Highly competitive games foster greater feelings of belonging and dislike for those not on our team, which leads us 12 CHA P TER 1 to snowballing effects when we view the bad behavior of teammates as indications of how we are behaving. ” This is also true of mechanics or rules that don’t preclude murdering teammates with friendly fire, scooping up in-game resources that others need, or leaving teammates to be outnumbered by dropping out of a match when things don’t go your way. Emotional and physical arousal also play a part in the “I can’t see me” effect.
I’ll give you cash money if it was an even number. Was it an even number? It was? You win five dollars! ” Another task in their series of experiments was flipping a coin 10 times and trying to use the “power of your mind” to make it land on heads as much as possible. The researchers set subjects up to be able to cheat on this last one by recruiting them online and asking them to perform the task in the privacy of their dorm room. To motivate them to consider cheating, the experimenters offered $1 for every heads the subjects supposedly produced.

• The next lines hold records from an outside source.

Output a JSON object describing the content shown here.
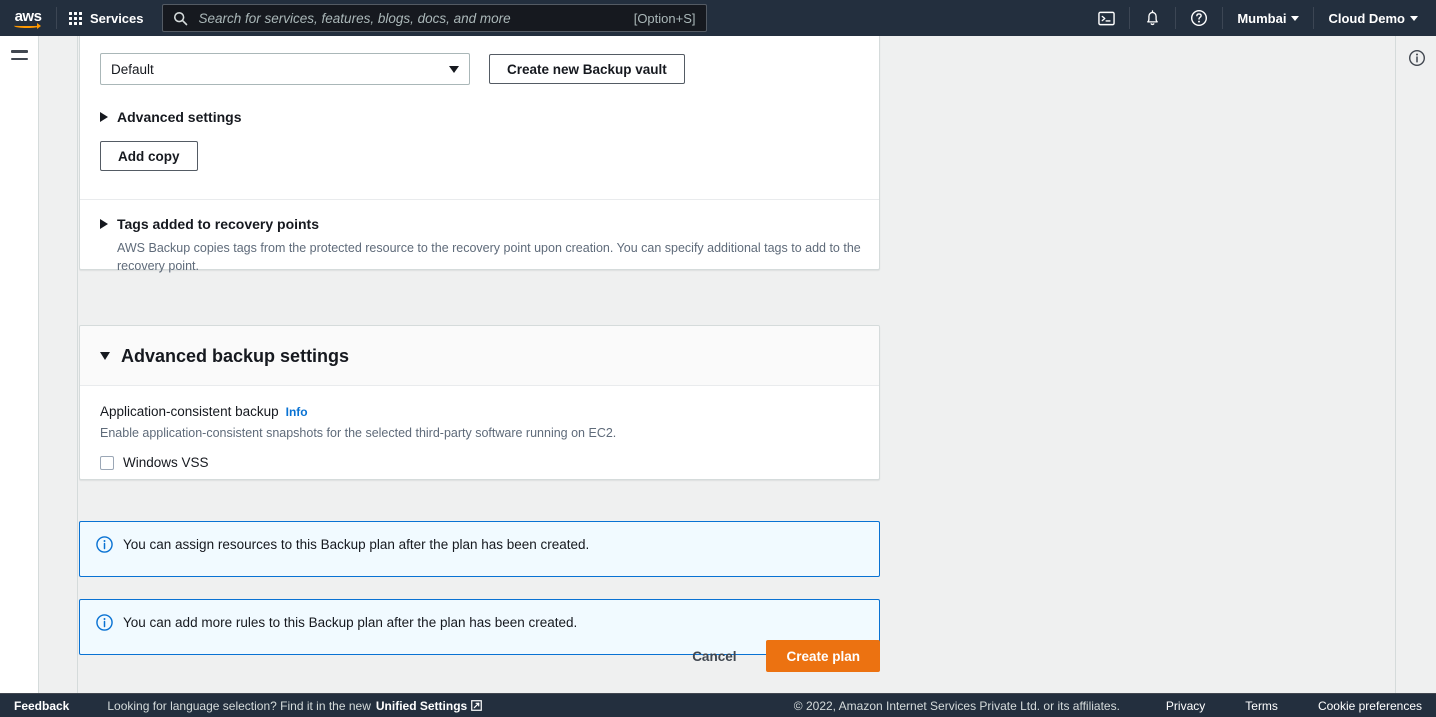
{
  "top_nav": {
    "logo": "aws",
    "services_label": "Services",
    "search": {
      "placeholder": "Search for services, features, blogs, docs, and more",
      "value": "",
      "shortcut": "[Option+S]",
      "icon": "search-icon"
    },
    "cloudshell_icon": "cloudshell-icon",
    "notifications_icon": "bell-icon",
    "help_icon": "question-circle-icon",
    "region_label": "Mumbai",
    "account_label": "Cloud Demo"
  },
  "rails": {
    "hamburger_icon": "hamburger-menu-icon",
    "info_panel_icon": "info-circle-icon"
  },
  "backup_vault": {
    "select_value": "Default",
    "select_caret_icon": "chevron-down-icon",
    "create_vault_button": "Create new Backup vault",
    "advanced_settings_label": "Advanced settings",
    "advanced_settings_icon": "triangle-right-icon",
    "add_copy_button": "Add copy"
  },
  "tags_section": {
    "title": "Tags added to recovery points",
    "expander_icon": "triangle-right-icon",
    "description": "AWS Backup copies tags from the protected resource to the recovery point upon creation. You can specify additional tags to add to the recovery point."
  },
  "advanced_backup": {
    "panel_title": "Advanced backup settings",
    "expander_icon": "triangle-down-icon",
    "field_label": "Application-consistent backup",
    "info_link": "Info",
    "field_description": "Enable application-consistent snapshots for the selected third-party software running on EC2.",
    "checkbox_label": "Windows VSS",
    "checkbox_checked": false
  },
  "alerts": [
    {
      "icon": "info-circle-icon",
      "text": "You can assign resources to this Backup plan after the plan has been created."
    },
    {
      "icon": "info-circle-icon",
      "text": "You can add more rules to this Backup plan after the plan has been created."
    }
  ],
  "actions": {
    "cancel_label": "Cancel",
    "create_label": "Create plan"
  },
  "footer": {
    "feedback": "Feedback",
    "language_text": "Looking for language selection? Find it in the new",
    "language_link": "Unified Settings",
    "external_link_icon": "external-link-icon",
    "copyright": "© 2022, Amazon Internet Services Private Ltd. or its affiliates.",
    "privacy": "Privacy",
    "terms": "Terms",
    "cookie_preferences": "Cookie preferences"
  },
  "colors": {
    "nav_background": "#232f3e",
    "page_background": "#eff0f0",
    "primary_button": "#ec7211",
    "link_blue": "#0972d3",
    "alert_background": "#f1faff"
  }
}
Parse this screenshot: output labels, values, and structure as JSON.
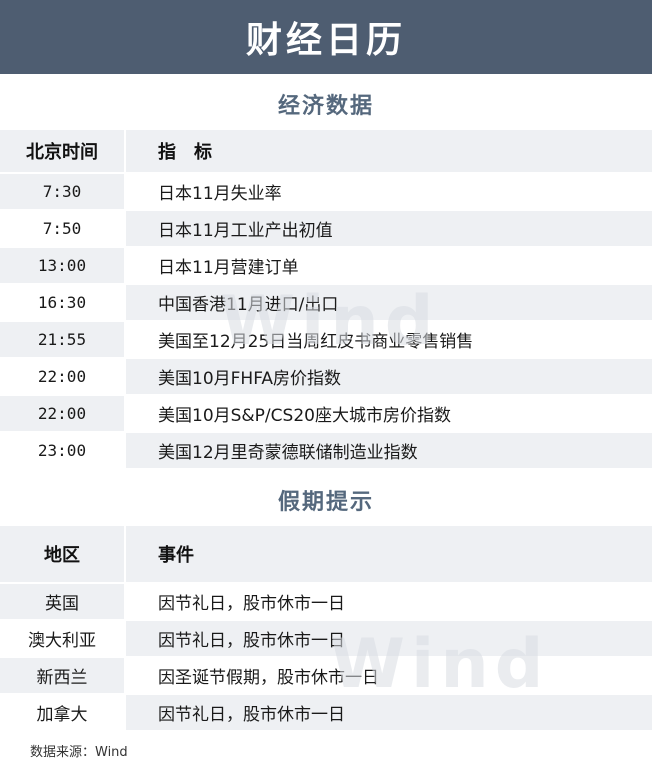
{
  "banner": {
    "title": "财经日历"
  },
  "economic": {
    "section_title": "经济数据",
    "headers": {
      "time": "北京时间",
      "indicator": "指　标"
    },
    "rows": [
      {
        "time": "7:30",
        "indicator": "日本11月失业率"
      },
      {
        "time": "7:50",
        "indicator": "日本11月工业产出初值"
      },
      {
        "time": "13:00",
        "indicator": "日本11月营建订单"
      },
      {
        "time": "16:30",
        "indicator": "中国香港11月进口/出口"
      },
      {
        "time": "21:55",
        "indicator": "美国至12月25日当周红皮书商业零售销售"
      },
      {
        "time": "22:00",
        "indicator": "美国10月FHFA房价指数"
      },
      {
        "time": "22:00",
        "indicator": "美国10月S&P/CS20座大城市房价指数"
      },
      {
        "time": "23:00",
        "indicator": "美国12月里奇蒙德联储制造业指数"
      }
    ]
  },
  "holiday": {
    "section_title": "假期提示",
    "headers": {
      "region": "地区",
      "event": "事件"
    },
    "rows": [
      {
        "region": "英国",
        "event": "因节礼日，股市休市一日"
      },
      {
        "region": "澳大利亚",
        "event": "因节礼日，股市休市一日"
      },
      {
        "region": "新西兰",
        "event": "因圣诞节假期，股市休市一日"
      },
      {
        "region": "加拿大",
        "event": "因节礼日，股市休市一日"
      }
    ]
  },
  "footer": {
    "source": "数据来源：Wind"
  },
  "watermark": {
    "text": "Wind"
  },
  "colors": {
    "banner": "#4e5d71",
    "section_text": "#55687d",
    "stripe": "#eef0f3"
  }
}
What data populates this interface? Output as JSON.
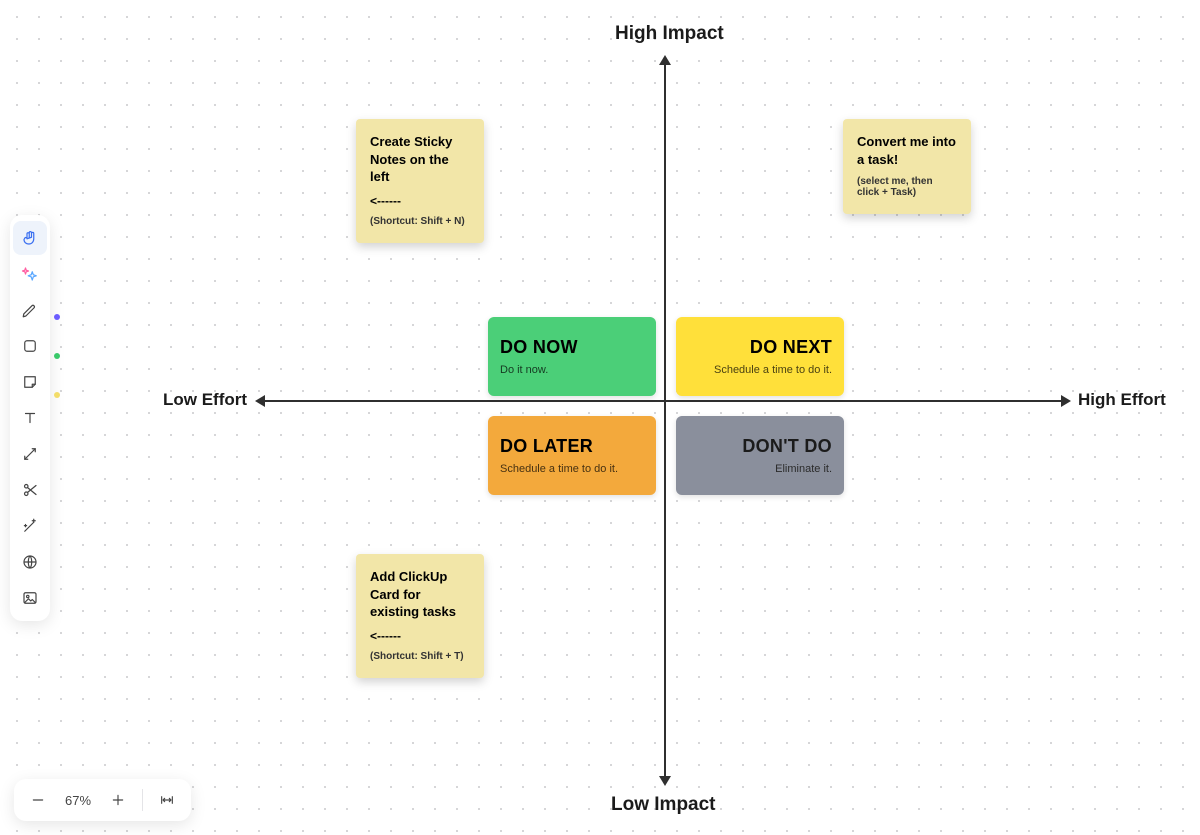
{
  "axes": {
    "top": "High Impact",
    "bottom": "Low Impact",
    "left": "Low Effort",
    "right": "High Effort"
  },
  "stickies": {
    "create": {
      "title": "Create Sticky Notes on the left",
      "arrow": "<------",
      "hint": "(Shortcut: Shift + N)"
    },
    "convert": {
      "title": "Convert me into a task!",
      "sub": "(select me, then click + Task)"
    },
    "addcard": {
      "title": "Add ClickUp Card for existing tasks",
      "arrow": "<------",
      "hint": "(Shortcut: Shift + T)"
    }
  },
  "quadrants": {
    "donow": {
      "title": "DO NOW",
      "sub": "Do it now."
    },
    "donext": {
      "title": "DO NEXT",
      "sub": "Schedule a time to do it."
    },
    "dolater": {
      "title": "DO LATER",
      "sub": "Schedule a time to do it."
    },
    "dontdo": {
      "title": "DON'T DO",
      "sub": "Eliminate it."
    }
  },
  "zoom": {
    "level": "67%"
  },
  "colors": {
    "sticky": "#f2e6a8",
    "donow": "#4bcf78",
    "donext": "#ffe03a",
    "dolater": "#f3a93c",
    "dontdo": "#8a8f9c"
  }
}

During a study supposedly testing the effects of stress (via shocking) on creativity, these anonymous ladies doled out longer electric shocks compared to counterparts with no such obstruction of their identities. And it didn’t matter if the target acted pleasant or surly—participants shocked her equally long. In reality, of course, the supposed recipients of the 75 volts were actors pretending to be electrocuted. In psychological parlance, this is called “lying,” and it is a very important tool when designing experiments.
A Colorful History of Popular Delusions by Robert E. Bartholomew, Peter Hassall